In 2011, France became the first European country to ban face-covering Muslim veils in public places. The legislation was generally to include items like ski masks as well as veils, but many felt it singled out France's five-million-strong Muslim community, the largest in Europe. The debate also spread across the region. Belgium followed France in adopting the ban. In September, so did a canton in southern Switzerland.
France argues the ban is needed for security reasons and to protect its secular traditions.
But today, France's ban faces legal challenges - one at the European Court of Human Rights in Strasbourg and another at a trial that opened this week in the Paris suburb of Versailles.
The plaintiff, a 20-year-old convert to Islam called Cassandra Belin, did not appear at the opening of the Versaille trial. But her lawyer, Philippe Bataille, questions the constitutionality of the ban, which was passed under the previous conservative government.

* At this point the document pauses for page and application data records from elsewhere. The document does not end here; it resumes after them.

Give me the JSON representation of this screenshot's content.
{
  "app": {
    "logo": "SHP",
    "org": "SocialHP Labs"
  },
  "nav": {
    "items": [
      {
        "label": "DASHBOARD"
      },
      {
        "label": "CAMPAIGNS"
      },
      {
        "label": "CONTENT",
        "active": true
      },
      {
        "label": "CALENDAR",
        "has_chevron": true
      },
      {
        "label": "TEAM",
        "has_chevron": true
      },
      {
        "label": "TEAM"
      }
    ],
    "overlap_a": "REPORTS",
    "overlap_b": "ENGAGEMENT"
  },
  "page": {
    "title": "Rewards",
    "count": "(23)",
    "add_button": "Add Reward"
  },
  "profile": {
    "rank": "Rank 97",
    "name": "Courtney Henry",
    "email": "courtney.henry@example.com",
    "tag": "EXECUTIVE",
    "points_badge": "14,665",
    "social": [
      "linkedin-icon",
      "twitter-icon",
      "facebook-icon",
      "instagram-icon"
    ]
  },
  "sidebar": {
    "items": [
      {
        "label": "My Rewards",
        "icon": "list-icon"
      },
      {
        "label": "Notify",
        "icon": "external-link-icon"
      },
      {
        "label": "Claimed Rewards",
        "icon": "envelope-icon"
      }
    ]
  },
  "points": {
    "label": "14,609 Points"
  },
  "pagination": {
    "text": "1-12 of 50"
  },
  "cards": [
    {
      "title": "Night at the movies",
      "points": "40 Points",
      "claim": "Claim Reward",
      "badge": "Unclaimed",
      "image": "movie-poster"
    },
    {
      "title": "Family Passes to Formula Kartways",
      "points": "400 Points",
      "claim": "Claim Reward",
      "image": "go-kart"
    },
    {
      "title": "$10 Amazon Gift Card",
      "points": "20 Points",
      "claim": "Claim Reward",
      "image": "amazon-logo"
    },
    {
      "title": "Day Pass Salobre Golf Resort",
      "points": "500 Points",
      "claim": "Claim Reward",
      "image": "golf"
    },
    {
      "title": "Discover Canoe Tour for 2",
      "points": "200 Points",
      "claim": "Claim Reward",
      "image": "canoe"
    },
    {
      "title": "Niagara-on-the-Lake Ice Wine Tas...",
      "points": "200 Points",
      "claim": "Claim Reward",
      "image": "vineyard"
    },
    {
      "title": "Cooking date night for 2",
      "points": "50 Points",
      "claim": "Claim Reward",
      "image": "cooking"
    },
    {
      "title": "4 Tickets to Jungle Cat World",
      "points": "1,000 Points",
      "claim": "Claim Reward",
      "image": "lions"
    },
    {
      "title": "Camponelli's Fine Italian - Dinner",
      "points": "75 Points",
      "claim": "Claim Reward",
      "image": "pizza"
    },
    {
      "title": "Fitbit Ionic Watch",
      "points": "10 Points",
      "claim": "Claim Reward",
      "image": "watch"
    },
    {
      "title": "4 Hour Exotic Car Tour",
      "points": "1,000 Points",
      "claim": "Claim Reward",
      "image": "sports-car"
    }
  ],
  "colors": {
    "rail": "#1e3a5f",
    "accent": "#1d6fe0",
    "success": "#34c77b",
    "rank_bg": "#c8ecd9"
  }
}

At the time, France's Constitutional Council, the highest legal body, had no objections to the legislation. But Bataille argues it should reexamine the ban, looking specifically at whether it violates personal freedoms and human dignity enshrined by French and European laws.
Bataille says the legislation is only acceptable in narrow circumstances - like airport checks - when a covered face could pose a security risk.

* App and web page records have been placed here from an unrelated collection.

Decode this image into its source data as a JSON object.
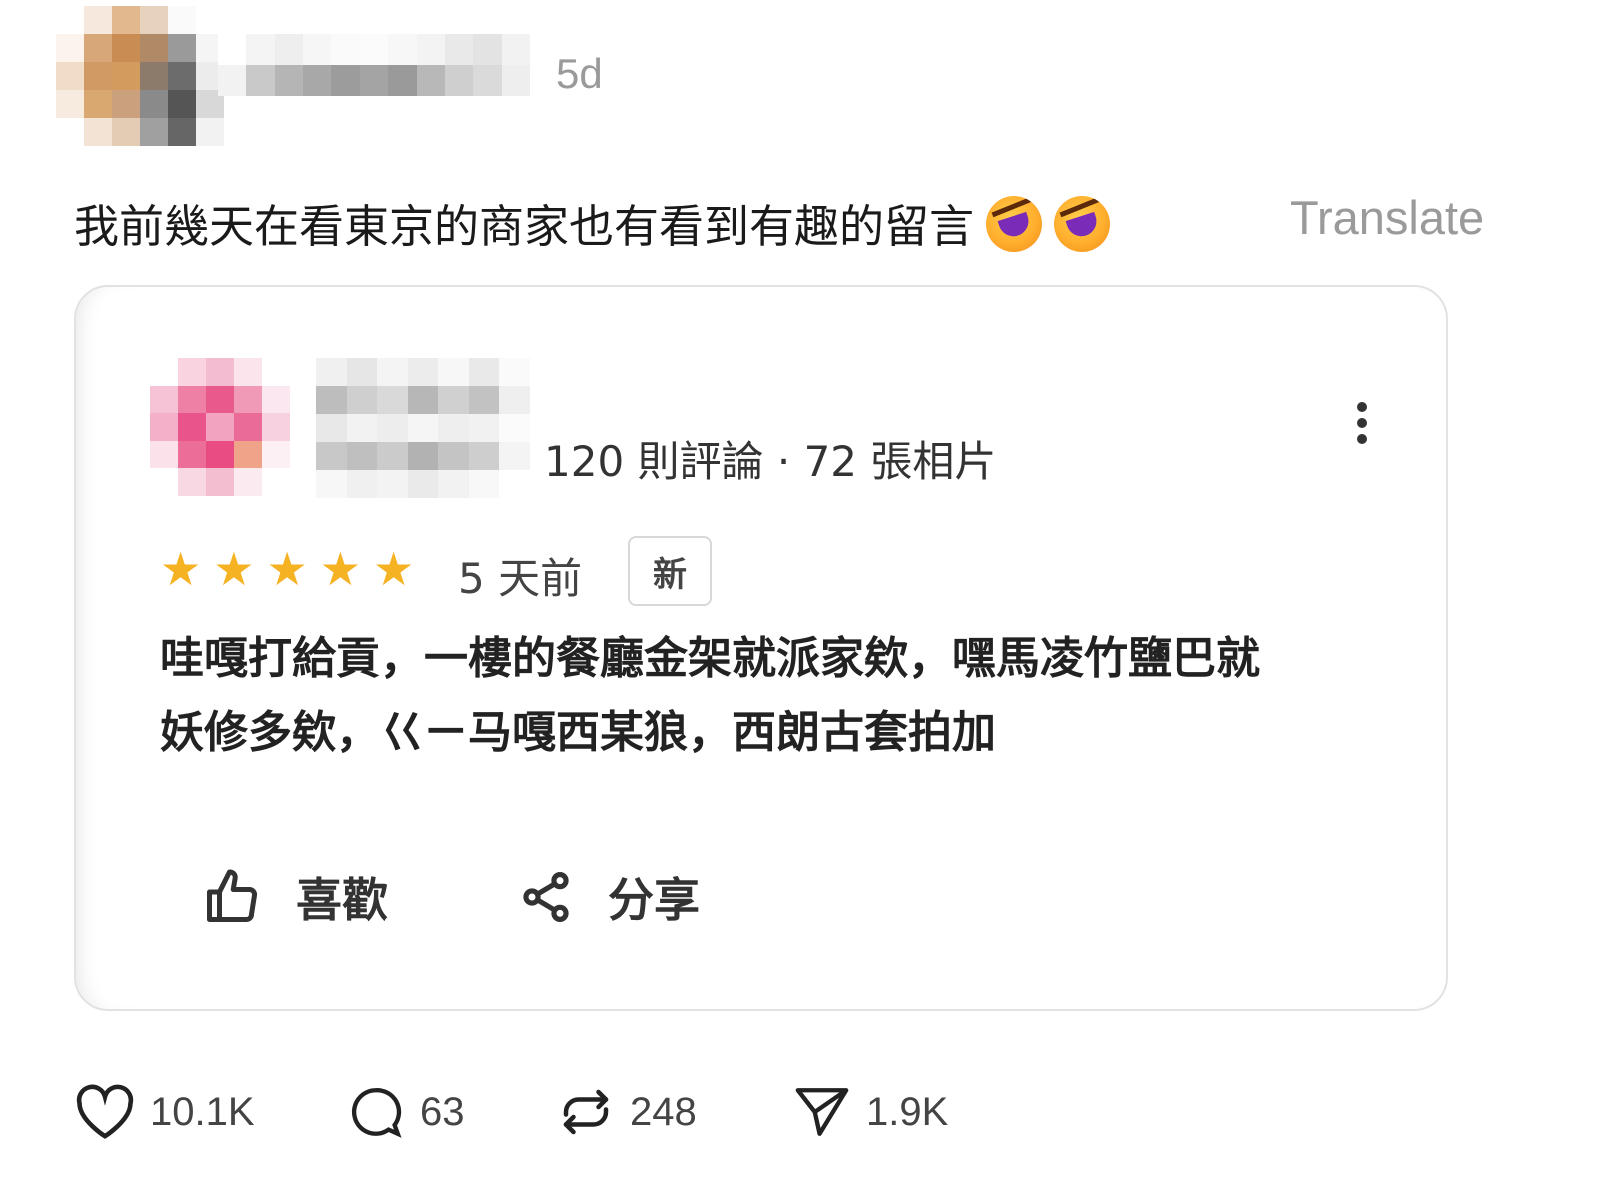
{
  "post": {
    "time": "5d",
    "text": "我前幾天在看東京的商家也有看到有趣的留言",
    "translate_label": "Translate",
    "emoji": [
      "rolling-on-floor-laughing",
      "rolling-on-floor-laughing"
    ]
  },
  "review": {
    "meta": "120 則評論 · 72 張相片",
    "rating": 5,
    "stars": [
      "★",
      "★",
      "★",
      "★",
      "★"
    ],
    "age": "5 天前",
    "badge": "新",
    "lines": [
      "哇嘎打給貢，一樓的餐廳金架就派家欸，嘿馬凌竹鹽巴就",
      "妖修多欸，巜ㄧ马嘎西某狼，西朗古套拍加"
    ],
    "like_label": "喜歡",
    "share_label": "分享"
  },
  "footer": {
    "likes": "10.1K",
    "comments": "63",
    "reposts": "248",
    "shares": "1.9K"
  },
  "colors": {
    "star": "#f5b223",
    "muted_text": "#9a9a9a",
    "card_border": "#e2e2e2"
  }
}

For some Muslims like M'Hammed Henniche, General Secretary of the Union of Muslim Associations of the Seine-Saint-Denis region outside Paris, the legislation makes no sense.
Henniche notes only a small minority of Muslim women in France wear the face veil. It's unlikely to change their habits, but it has succeeded in riling the larger Muslim community and giving France a bad name.
Henniche also lists a series of other debates in recent years - against minarets in mosques, street prayers on Fridays, halal meat and whether foreigners should vote. All have cemented a belief among French Muslims that they are being singled out.
French authorities estimate only a few hundred women have been stopped or fined for wearing veils since the ban came into effect. Many are repeat offenders. But the ban continues to spark deep divisions. In November, the European rights court in Strasbourg agreed to examine it.
Nicolas Cadene, of the government's Observatory on Secularism, says if the European Court decides the law goes against Europe's human rights convention, France may need to draft new legislation.
Verdicts for both the French and European court challenges will be delivered next year. And like the veil ban, they are likely to resonate far beyond France's borders.